Moak said “It makes no sense to have an Abu Dhabi
preclearance facility, as no U.S. carrier flies between
Abu Dhabi and the United States. Nor does it make
‘cents’ to use U.S. taxpayers’ money as financial
assistance to one of the wealthiest emirates in the UAE,
especially when doing so would provide a foreign airline
with distinct marketing advantages and further
exacerbate the disadvantages that U.S. airlines face in
the international marketplace.”
Today’s hearing to investigate the effects of the Abu
Dhabi preclearance facility on U.S. businesses was an
important step toward promoting our nation’s airlines;
however, more needs to be done in order to protect the
future of the U.S. aviation industry. ALPA recommended
The Department of Homeland Security (DHS) should abandon
any plans to open a preclearance facility in the UAE, or
any country where U.S. carriers do not do at least a
majority of the flying.
Congress should pass strong legislation that will
prevent DHS from using U.S. taxpayer money to provide a
benefit to non-U.S. airlines, thereby hurting U.S.
airlines and their employees. It should also prohibit
DHS from accepting independent funding of preclearance
facilities from any third parties, including cities,
countries, and carriers.
The United States should prioritize adequate resources
to fully and appropriately staff domestic customs and
immigration operations to reduce passenger wait times at
all international airports to a reasonable maximum. DHS
should improve its services and staffing at U.S.
airports instead of spreading its resources to foreign
countries not served by any U.S. airline.
The United States should adopt a formal transportation
policy that supports our aviation industry and places it
in a position to compete with every airline in the
world.
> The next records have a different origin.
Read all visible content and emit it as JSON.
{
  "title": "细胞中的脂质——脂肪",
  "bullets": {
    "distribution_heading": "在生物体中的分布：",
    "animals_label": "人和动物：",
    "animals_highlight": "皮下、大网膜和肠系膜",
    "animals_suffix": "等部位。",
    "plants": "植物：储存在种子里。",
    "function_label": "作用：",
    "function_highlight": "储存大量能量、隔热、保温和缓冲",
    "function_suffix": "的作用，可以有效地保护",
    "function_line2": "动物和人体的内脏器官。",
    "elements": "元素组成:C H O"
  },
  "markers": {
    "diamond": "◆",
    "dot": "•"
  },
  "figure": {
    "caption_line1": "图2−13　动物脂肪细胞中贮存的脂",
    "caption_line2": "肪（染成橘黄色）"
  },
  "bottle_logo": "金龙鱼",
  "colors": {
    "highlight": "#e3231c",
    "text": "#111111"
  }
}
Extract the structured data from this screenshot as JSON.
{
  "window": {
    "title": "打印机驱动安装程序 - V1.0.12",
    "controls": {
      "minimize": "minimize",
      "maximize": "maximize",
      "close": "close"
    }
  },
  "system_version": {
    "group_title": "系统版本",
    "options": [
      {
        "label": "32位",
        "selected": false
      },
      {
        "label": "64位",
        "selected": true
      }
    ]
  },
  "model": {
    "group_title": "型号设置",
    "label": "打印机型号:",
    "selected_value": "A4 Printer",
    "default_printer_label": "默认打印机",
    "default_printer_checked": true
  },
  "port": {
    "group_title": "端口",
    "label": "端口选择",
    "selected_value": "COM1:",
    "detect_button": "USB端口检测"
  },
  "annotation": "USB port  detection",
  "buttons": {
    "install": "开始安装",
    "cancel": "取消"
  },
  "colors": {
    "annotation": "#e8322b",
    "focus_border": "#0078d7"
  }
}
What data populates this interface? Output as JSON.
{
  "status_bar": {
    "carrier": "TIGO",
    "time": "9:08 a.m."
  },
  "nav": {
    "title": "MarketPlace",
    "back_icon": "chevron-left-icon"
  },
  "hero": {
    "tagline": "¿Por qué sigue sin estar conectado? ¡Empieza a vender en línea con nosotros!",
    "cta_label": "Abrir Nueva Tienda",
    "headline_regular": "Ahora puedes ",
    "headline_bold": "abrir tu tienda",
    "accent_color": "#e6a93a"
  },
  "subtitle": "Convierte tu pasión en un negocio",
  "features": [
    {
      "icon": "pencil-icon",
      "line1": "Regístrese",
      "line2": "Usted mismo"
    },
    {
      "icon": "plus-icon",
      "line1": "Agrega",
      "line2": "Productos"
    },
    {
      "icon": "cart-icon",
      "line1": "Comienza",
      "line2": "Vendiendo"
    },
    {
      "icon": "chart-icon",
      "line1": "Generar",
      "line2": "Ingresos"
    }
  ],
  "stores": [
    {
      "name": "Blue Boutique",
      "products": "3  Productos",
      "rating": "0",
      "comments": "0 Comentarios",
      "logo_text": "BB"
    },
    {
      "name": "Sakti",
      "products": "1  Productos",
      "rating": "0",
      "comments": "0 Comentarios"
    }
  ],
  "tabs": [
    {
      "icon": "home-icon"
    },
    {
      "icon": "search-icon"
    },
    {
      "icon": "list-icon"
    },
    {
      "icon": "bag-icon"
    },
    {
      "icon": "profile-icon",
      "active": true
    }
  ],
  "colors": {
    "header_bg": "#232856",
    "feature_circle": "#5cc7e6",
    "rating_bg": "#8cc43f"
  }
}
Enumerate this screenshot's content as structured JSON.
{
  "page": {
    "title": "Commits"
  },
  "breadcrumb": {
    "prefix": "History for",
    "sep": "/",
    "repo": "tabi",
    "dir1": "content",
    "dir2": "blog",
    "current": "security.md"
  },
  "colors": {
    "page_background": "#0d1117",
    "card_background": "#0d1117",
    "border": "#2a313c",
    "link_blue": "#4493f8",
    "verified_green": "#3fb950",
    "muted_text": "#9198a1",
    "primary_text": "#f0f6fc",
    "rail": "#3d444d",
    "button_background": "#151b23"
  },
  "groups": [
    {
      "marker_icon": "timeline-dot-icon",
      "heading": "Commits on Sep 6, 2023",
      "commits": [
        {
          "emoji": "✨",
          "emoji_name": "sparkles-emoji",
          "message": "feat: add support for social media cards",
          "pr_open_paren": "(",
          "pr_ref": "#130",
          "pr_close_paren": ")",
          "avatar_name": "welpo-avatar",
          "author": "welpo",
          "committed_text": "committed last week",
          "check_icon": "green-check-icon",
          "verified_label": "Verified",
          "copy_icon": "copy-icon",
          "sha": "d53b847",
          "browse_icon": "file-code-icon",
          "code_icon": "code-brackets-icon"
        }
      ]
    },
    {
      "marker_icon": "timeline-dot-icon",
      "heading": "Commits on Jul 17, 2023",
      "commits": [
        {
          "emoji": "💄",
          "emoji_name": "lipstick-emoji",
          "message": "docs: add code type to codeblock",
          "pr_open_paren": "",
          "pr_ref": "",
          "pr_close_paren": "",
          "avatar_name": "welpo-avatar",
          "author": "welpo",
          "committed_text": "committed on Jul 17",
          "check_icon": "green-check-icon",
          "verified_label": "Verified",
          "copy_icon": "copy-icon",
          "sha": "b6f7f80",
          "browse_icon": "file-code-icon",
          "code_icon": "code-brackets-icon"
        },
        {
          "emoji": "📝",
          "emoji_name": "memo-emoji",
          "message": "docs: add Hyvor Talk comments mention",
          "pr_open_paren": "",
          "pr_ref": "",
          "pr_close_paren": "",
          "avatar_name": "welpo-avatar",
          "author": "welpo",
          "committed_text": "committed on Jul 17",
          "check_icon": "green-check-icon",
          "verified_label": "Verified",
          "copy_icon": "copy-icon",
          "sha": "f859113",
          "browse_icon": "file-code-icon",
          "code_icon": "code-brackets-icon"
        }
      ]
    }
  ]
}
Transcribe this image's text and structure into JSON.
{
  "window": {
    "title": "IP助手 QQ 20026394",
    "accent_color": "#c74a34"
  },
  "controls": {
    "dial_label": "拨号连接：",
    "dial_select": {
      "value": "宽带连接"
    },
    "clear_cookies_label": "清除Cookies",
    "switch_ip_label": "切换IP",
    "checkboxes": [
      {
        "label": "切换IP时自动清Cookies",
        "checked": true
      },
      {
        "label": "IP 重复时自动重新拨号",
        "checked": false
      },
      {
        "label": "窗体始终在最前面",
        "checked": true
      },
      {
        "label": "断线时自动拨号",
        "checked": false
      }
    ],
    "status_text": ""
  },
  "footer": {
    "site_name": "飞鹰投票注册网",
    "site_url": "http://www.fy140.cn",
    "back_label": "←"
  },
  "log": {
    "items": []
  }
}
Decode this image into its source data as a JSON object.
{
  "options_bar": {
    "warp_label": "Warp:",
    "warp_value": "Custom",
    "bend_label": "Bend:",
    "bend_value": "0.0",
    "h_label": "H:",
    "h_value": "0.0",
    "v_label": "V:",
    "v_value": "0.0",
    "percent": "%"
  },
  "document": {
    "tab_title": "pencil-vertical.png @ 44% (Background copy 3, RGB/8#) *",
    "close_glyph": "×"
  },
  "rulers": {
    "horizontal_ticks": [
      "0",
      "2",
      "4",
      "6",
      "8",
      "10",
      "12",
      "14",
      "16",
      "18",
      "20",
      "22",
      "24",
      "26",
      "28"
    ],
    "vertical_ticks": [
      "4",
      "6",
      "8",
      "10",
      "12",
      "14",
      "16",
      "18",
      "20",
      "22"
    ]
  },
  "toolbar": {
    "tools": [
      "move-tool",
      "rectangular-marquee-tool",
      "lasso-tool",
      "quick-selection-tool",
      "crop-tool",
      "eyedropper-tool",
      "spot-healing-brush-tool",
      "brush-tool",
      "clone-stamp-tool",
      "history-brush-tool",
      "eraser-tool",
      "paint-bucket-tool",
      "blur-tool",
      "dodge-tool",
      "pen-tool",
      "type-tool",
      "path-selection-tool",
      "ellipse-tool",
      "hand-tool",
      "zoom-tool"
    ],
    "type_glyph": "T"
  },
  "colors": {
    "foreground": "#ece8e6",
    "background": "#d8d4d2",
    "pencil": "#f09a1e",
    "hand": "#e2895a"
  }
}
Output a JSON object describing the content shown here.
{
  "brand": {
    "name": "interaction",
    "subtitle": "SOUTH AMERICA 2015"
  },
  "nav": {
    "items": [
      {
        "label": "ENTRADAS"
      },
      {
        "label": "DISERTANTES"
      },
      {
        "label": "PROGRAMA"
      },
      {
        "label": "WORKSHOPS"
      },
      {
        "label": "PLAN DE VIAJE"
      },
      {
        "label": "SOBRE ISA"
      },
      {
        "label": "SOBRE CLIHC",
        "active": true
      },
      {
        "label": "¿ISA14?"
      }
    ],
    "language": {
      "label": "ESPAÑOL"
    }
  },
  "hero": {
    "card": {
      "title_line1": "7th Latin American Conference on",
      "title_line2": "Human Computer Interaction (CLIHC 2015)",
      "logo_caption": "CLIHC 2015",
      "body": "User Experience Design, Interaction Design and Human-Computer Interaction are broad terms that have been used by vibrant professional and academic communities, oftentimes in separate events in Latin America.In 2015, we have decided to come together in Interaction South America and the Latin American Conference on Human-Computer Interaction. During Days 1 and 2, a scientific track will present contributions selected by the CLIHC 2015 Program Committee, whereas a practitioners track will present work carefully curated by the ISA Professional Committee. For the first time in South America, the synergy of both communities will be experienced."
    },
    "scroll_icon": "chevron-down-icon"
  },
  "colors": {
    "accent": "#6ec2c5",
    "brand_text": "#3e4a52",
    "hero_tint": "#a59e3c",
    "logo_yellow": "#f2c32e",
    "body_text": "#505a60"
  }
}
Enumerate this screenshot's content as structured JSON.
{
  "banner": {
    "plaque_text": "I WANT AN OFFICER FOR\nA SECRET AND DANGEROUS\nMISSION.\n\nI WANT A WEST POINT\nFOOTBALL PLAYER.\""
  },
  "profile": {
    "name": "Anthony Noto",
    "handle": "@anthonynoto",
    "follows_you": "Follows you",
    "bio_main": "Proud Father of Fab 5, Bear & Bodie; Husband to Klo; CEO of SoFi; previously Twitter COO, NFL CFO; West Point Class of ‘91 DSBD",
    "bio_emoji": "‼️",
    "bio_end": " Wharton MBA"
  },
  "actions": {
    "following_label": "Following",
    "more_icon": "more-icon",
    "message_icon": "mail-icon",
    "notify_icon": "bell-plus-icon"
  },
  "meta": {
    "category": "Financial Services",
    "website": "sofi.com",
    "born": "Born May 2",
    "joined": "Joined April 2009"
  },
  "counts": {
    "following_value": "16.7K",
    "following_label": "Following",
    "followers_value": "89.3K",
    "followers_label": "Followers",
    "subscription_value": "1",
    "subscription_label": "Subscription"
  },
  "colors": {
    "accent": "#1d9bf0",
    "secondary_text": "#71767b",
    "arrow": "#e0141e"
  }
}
This policy would need to start with a complete
review and reform of the tax and fee structure applied
to U.S. airlines.
The U.S. airline industry and its employees operate in a
hyper-competitive global marketplace. Foreign airlines
are often state-owned or heavily state-sponsored and
operate with significant advantages such as a tax-free
local environment, beneficial regulatory policy, and
virtually unlimited access to the U.S. market. In
contrast, the U.S. has no formal transportation policy
in place that supports aviation, and it is the most
heavily taxed of all industries in America with 17
unique taxes and fees.
“U.S. airlines and their employees are driven to compete
and prevail against our foreign competitors,” said Moak.
“But our industry cannot prevail—or even keep pace—while
hindered by actions from our own government that hurt
our ability to compete in the international marketplace.
The U.S. government needs to change course and level the
playing field. Putting a permanent halt to the Abu Dhabi
preclearance facility is a critical step in that
A4A launched the Draw the Line Here campaign,
calling on the U.S. to drop its plan to provide
preclearance U.S. national security services at Abu
Dhabi International Airport. Thousands of letters
from concerned citizens have already been delivered
to the White House and DHS. Joining A4A in this
national call to action are the Air Line Pilots
Association (ALPA), Airports Council International –
North America (ACI-NA), Consumer Travel Alliance,
Global Business Travel Association (GBTA), and the
Regional Airline Association (RAA).